The second face of poor security is membership in the sysadmin fixed server role. Like [sa], logins in the sysadmin role are all powerful. IMO, it's slightly less atrocious than using [sa]--at least there's the option of removing the login from the role, if not dropping it outright. But it's still overkill. You *really* want a login with sysadmin role membership? Then you have to be an on-call DBA too. And don't contact me in the middle of the night or on the weekend. You're on your own, cowboy!

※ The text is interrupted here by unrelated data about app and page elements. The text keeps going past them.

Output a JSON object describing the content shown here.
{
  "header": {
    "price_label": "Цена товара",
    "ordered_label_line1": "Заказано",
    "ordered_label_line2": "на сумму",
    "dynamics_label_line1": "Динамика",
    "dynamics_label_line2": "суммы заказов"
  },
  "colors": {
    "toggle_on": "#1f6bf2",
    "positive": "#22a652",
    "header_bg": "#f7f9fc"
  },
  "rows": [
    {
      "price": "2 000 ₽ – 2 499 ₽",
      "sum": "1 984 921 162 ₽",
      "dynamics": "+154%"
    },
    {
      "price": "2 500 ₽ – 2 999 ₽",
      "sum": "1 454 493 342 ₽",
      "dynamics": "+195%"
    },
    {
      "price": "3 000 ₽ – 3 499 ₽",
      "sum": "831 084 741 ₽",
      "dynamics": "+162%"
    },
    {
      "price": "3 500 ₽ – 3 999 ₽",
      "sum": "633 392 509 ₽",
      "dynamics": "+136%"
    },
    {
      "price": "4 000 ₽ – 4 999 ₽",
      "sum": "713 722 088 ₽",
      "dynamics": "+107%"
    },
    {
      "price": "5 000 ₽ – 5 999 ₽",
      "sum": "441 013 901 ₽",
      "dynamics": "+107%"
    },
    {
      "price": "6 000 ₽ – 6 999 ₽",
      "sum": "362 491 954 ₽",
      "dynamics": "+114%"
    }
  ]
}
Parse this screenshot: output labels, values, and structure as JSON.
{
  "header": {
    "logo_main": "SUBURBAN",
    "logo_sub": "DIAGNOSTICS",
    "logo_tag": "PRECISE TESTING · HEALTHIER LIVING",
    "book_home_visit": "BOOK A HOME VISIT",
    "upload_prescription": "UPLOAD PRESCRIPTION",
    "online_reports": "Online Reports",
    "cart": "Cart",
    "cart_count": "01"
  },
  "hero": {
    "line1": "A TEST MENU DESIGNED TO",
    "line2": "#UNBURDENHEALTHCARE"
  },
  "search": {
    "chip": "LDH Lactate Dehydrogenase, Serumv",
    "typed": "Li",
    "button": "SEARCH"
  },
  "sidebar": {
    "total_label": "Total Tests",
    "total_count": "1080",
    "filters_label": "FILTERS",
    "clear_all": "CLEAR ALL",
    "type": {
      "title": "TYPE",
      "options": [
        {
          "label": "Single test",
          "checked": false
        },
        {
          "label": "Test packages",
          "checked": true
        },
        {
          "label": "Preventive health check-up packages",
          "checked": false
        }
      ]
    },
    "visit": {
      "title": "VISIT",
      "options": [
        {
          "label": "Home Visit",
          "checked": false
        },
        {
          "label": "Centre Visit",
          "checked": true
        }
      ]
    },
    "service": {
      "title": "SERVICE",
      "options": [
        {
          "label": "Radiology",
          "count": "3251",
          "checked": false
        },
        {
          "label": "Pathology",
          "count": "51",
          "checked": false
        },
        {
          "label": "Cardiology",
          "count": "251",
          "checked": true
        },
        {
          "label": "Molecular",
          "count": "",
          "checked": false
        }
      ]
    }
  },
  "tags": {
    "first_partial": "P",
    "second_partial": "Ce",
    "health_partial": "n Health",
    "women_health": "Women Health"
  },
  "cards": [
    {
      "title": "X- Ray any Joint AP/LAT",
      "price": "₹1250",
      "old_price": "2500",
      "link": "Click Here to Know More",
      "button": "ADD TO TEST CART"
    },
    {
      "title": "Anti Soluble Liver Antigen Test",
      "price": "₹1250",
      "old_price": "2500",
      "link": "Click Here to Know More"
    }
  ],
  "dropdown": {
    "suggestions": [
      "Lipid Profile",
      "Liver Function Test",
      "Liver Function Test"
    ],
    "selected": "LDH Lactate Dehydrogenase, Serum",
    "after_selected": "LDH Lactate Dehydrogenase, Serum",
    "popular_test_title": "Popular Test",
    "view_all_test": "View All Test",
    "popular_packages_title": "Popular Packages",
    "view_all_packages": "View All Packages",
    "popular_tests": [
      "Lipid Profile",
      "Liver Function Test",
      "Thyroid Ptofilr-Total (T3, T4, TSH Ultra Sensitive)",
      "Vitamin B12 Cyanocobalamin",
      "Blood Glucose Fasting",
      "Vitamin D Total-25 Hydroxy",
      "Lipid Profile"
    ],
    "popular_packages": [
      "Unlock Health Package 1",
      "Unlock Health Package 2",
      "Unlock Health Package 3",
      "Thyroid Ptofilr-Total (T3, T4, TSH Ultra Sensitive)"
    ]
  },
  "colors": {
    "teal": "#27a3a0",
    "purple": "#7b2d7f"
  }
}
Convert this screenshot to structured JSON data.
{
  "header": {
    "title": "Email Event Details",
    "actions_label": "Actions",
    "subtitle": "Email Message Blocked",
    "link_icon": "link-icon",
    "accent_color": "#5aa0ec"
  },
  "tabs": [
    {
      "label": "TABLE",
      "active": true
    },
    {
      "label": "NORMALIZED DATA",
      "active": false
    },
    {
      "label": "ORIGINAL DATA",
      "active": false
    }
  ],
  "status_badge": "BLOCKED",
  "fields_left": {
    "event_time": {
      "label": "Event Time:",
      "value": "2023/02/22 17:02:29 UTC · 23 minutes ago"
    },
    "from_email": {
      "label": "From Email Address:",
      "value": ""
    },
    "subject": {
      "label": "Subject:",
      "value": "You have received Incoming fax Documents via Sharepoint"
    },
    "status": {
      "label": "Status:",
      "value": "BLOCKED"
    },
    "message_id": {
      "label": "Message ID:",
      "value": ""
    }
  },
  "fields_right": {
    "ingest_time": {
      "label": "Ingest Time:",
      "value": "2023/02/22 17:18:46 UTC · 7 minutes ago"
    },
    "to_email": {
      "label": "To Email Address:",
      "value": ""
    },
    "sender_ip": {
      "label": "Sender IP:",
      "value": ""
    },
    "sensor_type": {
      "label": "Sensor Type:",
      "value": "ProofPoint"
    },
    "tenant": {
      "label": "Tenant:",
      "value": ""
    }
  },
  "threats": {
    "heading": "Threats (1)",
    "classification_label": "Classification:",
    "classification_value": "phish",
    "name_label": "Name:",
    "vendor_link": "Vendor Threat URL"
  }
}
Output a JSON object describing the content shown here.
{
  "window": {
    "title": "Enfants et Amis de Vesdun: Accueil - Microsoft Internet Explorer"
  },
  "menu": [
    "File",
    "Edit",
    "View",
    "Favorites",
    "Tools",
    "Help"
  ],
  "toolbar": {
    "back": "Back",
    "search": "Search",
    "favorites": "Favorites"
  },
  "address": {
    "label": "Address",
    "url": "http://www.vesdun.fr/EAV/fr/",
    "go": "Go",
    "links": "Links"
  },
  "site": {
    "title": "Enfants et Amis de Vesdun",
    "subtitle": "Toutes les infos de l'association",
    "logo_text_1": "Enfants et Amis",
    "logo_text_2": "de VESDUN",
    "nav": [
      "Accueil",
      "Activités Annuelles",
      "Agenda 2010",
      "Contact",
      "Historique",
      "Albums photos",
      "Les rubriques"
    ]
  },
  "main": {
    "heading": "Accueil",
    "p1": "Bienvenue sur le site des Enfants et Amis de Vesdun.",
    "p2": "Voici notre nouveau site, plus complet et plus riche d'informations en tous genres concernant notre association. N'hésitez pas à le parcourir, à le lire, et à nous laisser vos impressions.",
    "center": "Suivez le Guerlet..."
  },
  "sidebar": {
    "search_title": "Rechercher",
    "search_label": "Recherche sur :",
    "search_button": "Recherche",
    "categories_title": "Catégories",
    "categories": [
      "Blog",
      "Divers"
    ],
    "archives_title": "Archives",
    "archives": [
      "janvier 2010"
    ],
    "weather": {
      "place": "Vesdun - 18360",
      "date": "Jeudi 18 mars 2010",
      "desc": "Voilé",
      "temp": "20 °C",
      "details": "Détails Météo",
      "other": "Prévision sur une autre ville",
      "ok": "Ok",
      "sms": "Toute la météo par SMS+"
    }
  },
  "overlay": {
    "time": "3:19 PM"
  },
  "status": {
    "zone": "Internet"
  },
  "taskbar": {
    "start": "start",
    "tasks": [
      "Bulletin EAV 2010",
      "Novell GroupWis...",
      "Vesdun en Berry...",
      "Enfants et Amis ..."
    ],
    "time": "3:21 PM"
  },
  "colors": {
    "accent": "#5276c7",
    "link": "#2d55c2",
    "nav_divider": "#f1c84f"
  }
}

The third face of poor security is ownership of a database. If you owned a database, there'd be little I could do to keep you from shooting yourself in the foot. You see, your login would connect as the [dbo] user. I couldn't DENY you any privilege within your database. You'd have free reign, when all you probably needed was read/write permissions. If you ask for ownership of a database, expect to get a stone cold "No!"
The fourth face of poor security is membership in the db_owner fixed database role. This is the least egregious of the four. A DBA could DENY permissions to a database user that's a member of db_owner. But beware, DBCC commands can't be denied. In the end, db_owner membership is far more than what's required. You don't need it. Don't ask for it.
You may be thinking us DBAs are as unyielding and rigid as a statue. But don't take us for granite. Understand that for the sake of your data, we must chisel away that which isn't necessary. Someone somewhere will be giving their best effort to make your data highly available and recoverable. They will attempt to protect it from corruption, loss, theft, hardware failure, software failure, human error, and acts of God. They may additionally have to meet compliance standards. When there are non-administrative entities with administrative privileges to SQL Server, DBAs can't meet these responsibilities. Don't put the DBA between a rock and a hard place. I beg of you. No more stonewalling! Figure out what permissions are needed. And ask for nothing more.